** WORK TASK **
Which lines in the data below contain the word "JSON"? Return each of them.

━━ DATA SUPPLIED

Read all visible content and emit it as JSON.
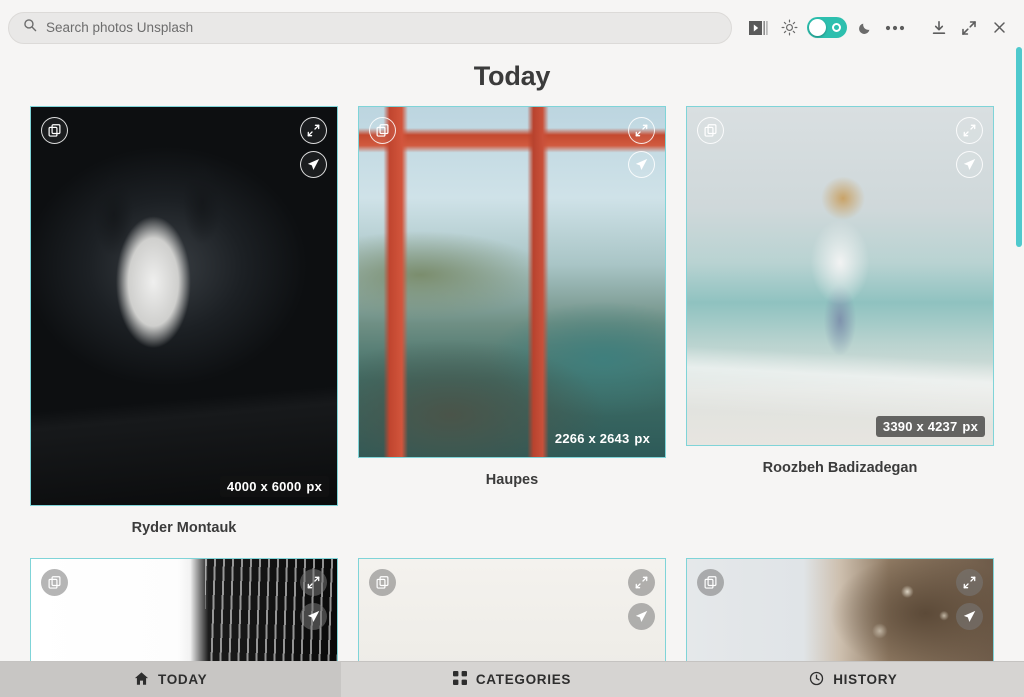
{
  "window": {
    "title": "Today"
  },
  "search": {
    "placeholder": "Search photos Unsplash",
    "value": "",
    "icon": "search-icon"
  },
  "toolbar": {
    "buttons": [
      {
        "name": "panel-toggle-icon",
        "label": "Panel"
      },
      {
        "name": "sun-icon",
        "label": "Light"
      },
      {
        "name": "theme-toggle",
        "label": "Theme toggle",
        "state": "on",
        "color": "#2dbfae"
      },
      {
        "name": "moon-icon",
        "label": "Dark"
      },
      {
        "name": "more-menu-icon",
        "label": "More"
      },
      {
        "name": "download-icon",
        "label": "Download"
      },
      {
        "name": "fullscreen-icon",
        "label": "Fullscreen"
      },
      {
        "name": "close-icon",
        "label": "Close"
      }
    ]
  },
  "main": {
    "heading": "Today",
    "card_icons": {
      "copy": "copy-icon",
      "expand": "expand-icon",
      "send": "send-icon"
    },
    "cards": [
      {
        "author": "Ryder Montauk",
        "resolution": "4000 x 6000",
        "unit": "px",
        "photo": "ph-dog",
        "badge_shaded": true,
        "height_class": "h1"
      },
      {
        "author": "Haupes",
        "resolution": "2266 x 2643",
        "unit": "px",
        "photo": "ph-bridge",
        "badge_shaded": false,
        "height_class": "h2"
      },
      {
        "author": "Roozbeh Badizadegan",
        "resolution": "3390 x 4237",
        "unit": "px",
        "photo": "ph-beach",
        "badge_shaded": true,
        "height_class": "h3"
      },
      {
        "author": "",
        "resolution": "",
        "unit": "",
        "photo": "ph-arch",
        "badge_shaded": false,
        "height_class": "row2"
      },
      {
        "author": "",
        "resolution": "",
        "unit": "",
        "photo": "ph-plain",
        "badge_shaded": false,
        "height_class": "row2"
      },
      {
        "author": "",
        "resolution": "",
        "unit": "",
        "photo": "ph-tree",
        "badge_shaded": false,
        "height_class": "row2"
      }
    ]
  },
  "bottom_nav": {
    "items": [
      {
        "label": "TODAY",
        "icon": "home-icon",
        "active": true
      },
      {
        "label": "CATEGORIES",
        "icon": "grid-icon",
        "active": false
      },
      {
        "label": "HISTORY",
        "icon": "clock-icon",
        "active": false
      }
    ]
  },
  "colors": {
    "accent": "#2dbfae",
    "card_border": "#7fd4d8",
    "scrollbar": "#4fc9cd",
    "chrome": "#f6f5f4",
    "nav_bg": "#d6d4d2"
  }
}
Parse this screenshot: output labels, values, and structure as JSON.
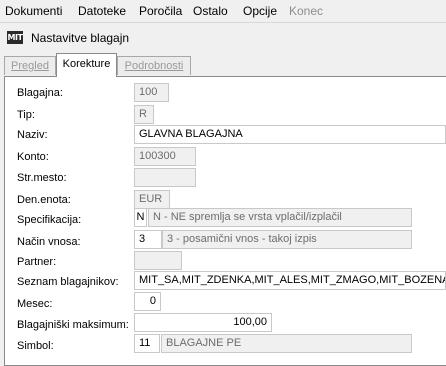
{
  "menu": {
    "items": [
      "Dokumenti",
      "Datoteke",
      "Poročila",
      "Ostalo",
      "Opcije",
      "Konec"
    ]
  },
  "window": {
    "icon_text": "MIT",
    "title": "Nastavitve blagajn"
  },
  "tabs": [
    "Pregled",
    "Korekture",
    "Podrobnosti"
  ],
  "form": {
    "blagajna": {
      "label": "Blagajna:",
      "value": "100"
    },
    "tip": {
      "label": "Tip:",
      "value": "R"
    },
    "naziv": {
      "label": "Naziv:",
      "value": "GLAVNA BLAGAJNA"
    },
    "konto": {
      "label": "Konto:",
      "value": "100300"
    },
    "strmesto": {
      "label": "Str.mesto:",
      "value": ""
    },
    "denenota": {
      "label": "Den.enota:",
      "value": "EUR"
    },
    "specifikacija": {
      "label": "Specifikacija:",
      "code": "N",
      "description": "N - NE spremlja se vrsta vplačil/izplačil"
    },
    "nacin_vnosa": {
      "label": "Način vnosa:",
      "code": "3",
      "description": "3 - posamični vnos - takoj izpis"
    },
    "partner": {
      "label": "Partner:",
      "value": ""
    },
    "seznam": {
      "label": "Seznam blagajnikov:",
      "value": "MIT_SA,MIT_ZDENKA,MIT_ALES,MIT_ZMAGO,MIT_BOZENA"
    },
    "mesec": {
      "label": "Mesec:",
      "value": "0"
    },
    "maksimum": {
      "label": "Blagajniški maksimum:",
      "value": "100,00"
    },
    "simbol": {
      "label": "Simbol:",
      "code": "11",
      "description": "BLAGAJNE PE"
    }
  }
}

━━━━
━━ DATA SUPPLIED

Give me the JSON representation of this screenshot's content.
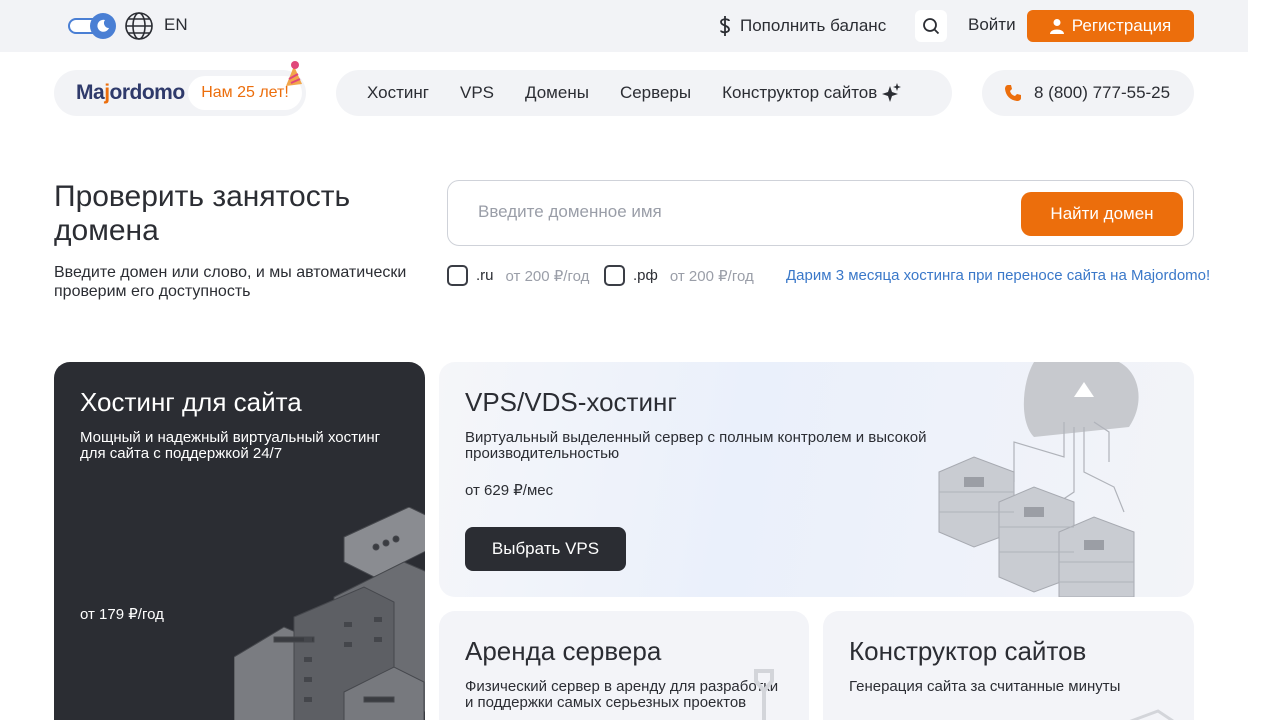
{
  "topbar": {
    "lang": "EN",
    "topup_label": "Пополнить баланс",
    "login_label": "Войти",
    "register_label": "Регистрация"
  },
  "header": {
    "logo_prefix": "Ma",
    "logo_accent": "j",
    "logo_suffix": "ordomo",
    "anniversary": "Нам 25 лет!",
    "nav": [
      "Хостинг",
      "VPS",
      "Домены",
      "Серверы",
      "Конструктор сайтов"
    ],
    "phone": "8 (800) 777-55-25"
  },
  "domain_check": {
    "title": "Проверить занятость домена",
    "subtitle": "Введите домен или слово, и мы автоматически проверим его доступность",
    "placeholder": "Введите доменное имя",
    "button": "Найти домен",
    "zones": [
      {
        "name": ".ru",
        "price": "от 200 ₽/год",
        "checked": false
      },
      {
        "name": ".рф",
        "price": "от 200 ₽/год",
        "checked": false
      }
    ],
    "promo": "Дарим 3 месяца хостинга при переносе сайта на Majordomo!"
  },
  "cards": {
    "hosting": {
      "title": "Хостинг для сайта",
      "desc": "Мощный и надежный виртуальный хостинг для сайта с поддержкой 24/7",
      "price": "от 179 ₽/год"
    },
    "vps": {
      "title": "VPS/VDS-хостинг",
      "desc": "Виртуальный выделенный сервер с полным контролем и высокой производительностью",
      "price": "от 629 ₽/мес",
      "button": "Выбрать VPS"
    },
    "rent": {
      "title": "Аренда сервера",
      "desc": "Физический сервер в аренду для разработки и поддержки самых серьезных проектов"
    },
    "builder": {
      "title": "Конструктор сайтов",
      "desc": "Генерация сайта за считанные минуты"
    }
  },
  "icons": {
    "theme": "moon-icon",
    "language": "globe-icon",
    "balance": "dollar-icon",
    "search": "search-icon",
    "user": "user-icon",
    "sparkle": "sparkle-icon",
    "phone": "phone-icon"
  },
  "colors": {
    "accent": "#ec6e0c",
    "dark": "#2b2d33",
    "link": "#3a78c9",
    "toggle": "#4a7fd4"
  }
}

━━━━

** SOLUTION TO THIS EXERCISE **
Read all visible content and emit it as JSON.
Parse this screenshot: output labels, values, and structure as JSON.
Give me the JSON representation of this screenshot's content.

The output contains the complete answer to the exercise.